The band plans to continue to evolve and change, Solona said. “Each year is different from the last.”
The Gothards are inspired by the likes of fiddlers Natalie McMaster, Eileen Ivers and Kim Angelis, as well as childhood heroes such as the fictional Nancy Drew and American Girl characters.
“It’s great now that we inspire girls,” Solana said. “And we pay attention to the fact that we have a responsibility as role models,” Greta added. “It’s not important for us to be glamorous. We want to be good musicians who create beautiful music for all ages.”
The band is looking forward to the Christmas concert in Edmonds. The arts center has 700 seats, but it feels more like 300, and the band likes the intimacy, Greta said. Fans should come expecting Celtic-style Christmas tunes and a Christmas Eve disaster story.
“And our version of ‘God Rest Ye Merry Gentlemen,’ ” Willow said. “It was written in the 1500s, but for us it’s a pretty rockin’ tune.”
If you go
The Gothards perform at 7:30 p.m. Dec. 7 at Edmonds Center for the Arts, 410 Fourth Ave. N. Tickets are $22 general admission, $18 for seniors and students, $10 for children. Buy four or more tickets and get a 25 percent discount per ticket. More information is at www.edmondscenterforthearts.org/events/2-christmas-with-the-gothard-sisters or call 425-275-9595. The Gothards also will perform with the Seattle Collaborative Orchestra at 7:30 p.m. Dec. 9 in the performing arts center at Roosevelt High School, 1410 NE 66th St., Seattle. Information about the Seattle show is at seattlecollaborativeorchestra.org.
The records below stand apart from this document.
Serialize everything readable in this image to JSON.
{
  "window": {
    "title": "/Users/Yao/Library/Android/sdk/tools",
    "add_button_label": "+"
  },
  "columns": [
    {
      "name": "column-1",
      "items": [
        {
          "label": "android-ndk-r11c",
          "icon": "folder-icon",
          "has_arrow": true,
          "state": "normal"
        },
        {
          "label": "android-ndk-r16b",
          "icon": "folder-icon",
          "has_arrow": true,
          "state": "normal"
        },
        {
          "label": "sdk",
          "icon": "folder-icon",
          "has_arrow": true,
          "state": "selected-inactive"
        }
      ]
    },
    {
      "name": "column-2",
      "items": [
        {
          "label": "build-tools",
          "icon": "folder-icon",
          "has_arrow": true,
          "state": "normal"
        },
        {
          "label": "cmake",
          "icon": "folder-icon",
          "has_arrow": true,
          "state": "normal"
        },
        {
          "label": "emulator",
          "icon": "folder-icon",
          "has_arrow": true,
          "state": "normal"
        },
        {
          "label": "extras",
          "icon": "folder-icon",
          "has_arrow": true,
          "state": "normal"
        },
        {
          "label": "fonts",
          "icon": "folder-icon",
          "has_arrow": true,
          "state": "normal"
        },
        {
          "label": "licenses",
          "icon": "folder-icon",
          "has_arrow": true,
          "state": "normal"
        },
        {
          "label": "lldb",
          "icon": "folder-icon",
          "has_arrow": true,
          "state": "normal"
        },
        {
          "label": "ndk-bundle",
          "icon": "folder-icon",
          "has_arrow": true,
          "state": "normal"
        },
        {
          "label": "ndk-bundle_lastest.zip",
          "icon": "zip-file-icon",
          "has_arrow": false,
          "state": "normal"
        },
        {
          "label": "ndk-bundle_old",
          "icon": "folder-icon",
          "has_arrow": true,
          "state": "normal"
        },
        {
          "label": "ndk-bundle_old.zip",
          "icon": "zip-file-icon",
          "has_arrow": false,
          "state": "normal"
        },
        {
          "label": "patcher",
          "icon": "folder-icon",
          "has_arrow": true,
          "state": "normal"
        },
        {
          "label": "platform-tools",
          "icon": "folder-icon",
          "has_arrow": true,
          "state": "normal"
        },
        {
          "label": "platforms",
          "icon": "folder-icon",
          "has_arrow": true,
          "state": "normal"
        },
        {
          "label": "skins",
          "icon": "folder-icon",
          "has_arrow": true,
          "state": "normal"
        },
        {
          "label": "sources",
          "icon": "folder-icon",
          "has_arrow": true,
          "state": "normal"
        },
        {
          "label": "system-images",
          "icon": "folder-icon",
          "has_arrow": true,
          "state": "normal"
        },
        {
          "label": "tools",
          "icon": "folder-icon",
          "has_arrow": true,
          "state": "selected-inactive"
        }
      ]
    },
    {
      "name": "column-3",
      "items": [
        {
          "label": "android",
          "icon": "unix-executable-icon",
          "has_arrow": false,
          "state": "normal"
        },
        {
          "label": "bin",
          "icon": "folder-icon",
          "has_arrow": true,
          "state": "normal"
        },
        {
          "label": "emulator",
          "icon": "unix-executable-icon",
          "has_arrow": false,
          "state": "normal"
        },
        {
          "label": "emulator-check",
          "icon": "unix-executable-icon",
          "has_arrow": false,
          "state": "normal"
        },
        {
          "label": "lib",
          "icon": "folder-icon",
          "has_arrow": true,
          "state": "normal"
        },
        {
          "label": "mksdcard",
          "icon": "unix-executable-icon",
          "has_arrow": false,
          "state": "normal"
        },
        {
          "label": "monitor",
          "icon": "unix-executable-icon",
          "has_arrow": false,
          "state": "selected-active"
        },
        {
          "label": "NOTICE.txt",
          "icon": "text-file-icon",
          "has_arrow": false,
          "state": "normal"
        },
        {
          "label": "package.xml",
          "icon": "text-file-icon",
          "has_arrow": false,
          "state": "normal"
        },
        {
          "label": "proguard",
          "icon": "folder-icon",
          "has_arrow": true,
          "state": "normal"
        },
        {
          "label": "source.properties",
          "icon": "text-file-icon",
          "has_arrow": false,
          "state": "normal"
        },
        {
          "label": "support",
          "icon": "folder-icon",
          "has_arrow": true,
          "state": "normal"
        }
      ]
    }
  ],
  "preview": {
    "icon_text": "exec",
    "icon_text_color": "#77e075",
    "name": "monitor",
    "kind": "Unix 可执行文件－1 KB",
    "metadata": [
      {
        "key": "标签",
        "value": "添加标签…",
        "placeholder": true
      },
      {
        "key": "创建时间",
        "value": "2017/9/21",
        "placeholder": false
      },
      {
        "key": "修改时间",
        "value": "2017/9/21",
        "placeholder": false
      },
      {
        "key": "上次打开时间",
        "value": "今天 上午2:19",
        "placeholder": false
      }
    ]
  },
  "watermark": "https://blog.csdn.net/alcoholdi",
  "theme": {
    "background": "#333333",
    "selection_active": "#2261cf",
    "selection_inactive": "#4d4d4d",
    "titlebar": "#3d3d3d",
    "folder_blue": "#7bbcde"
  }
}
Get a free download of the trio’s song “Hummingbird” at www.gothardsisters.com/music.